For students in UW-Eau Claire’s theatre program, working one-on-one with professors is well within reach. Laine Vanden Boom, a senior comprehensive theatre major, got one such opportunity as the associate costume designer for Disruptions: Illusions vs. Reality, the mainstage devised Shakespeare production releasing online this spring.

The COVID-19 pandemic wreaked havoc on the performing arts industry in spring 2020, and the UWEC Music & Theatre Arts department was no exception, with some productions abruptly cut short and unable to finish their runs. “The whole show is called Illusions vs. Reality, so they kind of took that giant theme and broke it down for each of their own personal scenes,” Vanden Boom says. “It was a lot of them analyzing their scripts and trying to find how the bigger theme relates to their own show and characters. Basically where that came from was the COVID situation and how art has been disrupted.”

As associate costume designer, Vanden Boom worked closely with costume faculty, Amanda Profaizer, and costume shop manager, Ally Thieme, to design three of the seven scenes. Profaizer provided her feedback on her designs, paperwork, and specific design choices, while Thieme built patterns from her designs and gave instructions on how to construct the garments to the shop employees.  “I think it’s important that [students] work with both myself and Ally, because Ally has a different role than I do in the costume shop,” Profaizer says. “It was a great opportunity for Laine to learn how to communicate what she needs built, how it’s going to be built, and making choices.” 

Disruptions: Illusions vs. Reality compiles seven of Shakespeare’s classic scenes, as well as a sonnet written by English professor, Dorothy Chan, and original music composed by student, Sam Stein. The project is devised, meaning that students and faculty collaborated to create concepts both for the whole show and for each individual scene. “A lot of my inspiration came from the work that each group had presented to us,” Vanden Boom says. “Each group explained to all of the designers the concept that they’re going for, what time period they were looking to have their pieces set in, and any more specific ideas they had as far as their characters, so it was very collaborative… that’s not something I feel like most shows have - working together directly with the actors that you’re designing for.”

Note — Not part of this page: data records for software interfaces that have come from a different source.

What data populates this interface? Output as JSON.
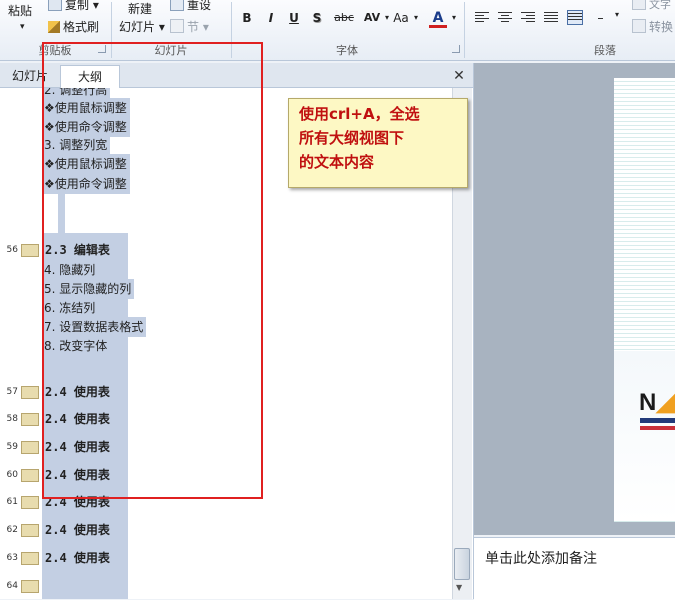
{
  "ribbon": {
    "clipboard": {
      "paste": "粘贴",
      "copy": "复制",
      "format_painter": "格式刷",
      "group_label": "剪贴板"
    },
    "slides": {
      "new_slide_line1": "新建",
      "new_slide_line2": "幻灯片",
      "reset": "重设",
      "section": "节",
      "group_label": "幻灯片"
    },
    "font": {
      "bold": "B",
      "italic": "I",
      "underline": "U",
      "shadow": "S",
      "strike": "abc",
      "spacing": "AV",
      "case": "Aa",
      "color": "A",
      "group_label": "字体",
      "color_accent": "#d02020"
    },
    "paragraph": {
      "group_label": "段落",
      "text_direction": "文字",
      "convert": "转换"
    }
  },
  "pane": {
    "tabs": [
      "幻灯片",
      "大纲"
    ],
    "active_tab": "大纲",
    "close": "✕"
  },
  "outline": {
    "top_items": [
      {
        "text": "2. 调整行高",
        "kind": "num"
      },
      {
        "text": "❖使用鼠标调整",
        "kind": "bul"
      },
      {
        "text": "❖使用命令调整",
        "kind": "bul"
      },
      {
        "text": "3. 调整列宽",
        "kind": "num"
      },
      {
        "text": "❖使用鼠标调整",
        "kind": "bul"
      },
      {
        "text": "❖使用命令调整",
        "kind": "bul"
      }
    ],
    "slide56": {
      "num": "56",
      "title": "2.3 编辑表"
    },
    "slide56_items": [
      "4. 隐藏列",
      "5. 显示隐藏的列",
      "6. 冻结列",
      "7. 设置数据表格式",
      "8. 改变字体"
    ],
    "slides_repeat": [
      {
        "num": "57",
        "title": "2.4 使用表"
      },
      {
        "num": "58",
        "title": "2.4 使用表"
      },
      {
        "num": "59",
        "title": "2.4 使用表"
      },
      {
        "num": "60",
        "title": "2.4 使用表"
      },
      {
        "num": "61",
        "title": "2.4 使用表"
      },
      {
        "num": "62",
        "title": "2.4 使用表"
      },
      {
        "num": "63",
        "title": "2.4 使用表"
      },
      {
        "num": "64",
        "title": ""
      }
    ]
  },
  "callout": {
    "text": "使用crl+A，全选\n所有大纲视图下\n的文本内容"
  },
  "notes": {
    "placeholder": "单击此处添加备注"
  }
}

After hearing each group’s vision for the scenes, she got to designing. “I did a lot of the work at home, so at first I started with a lot of Pinterest, a lot of PowerPoints, and a lot of inspiration images, basically trying to get a feel for moods and colors and textures that I liked and how I want to incorporate that into the actual clothes,” Vanden Boom says. “From that I went into paperwork and got the bare bones of what I want to be on these people and what I want to look for, because a lot of the stuff I actually pulled from stock. For the characters that I really had a specific image of in my brain, I made sketches.” 

Profaizer recognizes that passion is important when you’re starting out, which is why she encouraged Vanden Boom to design for the scenes she was specifically drawn to. “I think it’s really important when you’re beginning designing that you work on something you’re really excited to work on,” she says. “I knew that if she was really excited to work on these things, then the outcome was going to be a lot better.” 

Vanden Boom asserts that her high-impact experiences in the theatre program will prepare her for life beyond college. “Coming into the program, I had no idea that costuming would be something I wanted to pursue, but I've grown to love it. I've loved my time as a shop employee and being given the opportunity to be an associate costume designer was amazing. I felt entirely overwhelmed and under-qualified, but Amanda and Ally were there to guide me the entire time. They were willing to let me take on the challenge and learn from the experience. I'm very grateful for that. Being able to foster my passion for costuming in such a hands-on, friendly, educational environment has been the highlight of my college career.”

To see Vanden Boom’s design inspirations, check out her Pinterest board here. Disruptions: Illusions vs. Reality will be available to stream online later this semester at variable price points to accommodate budgets during the pandemic.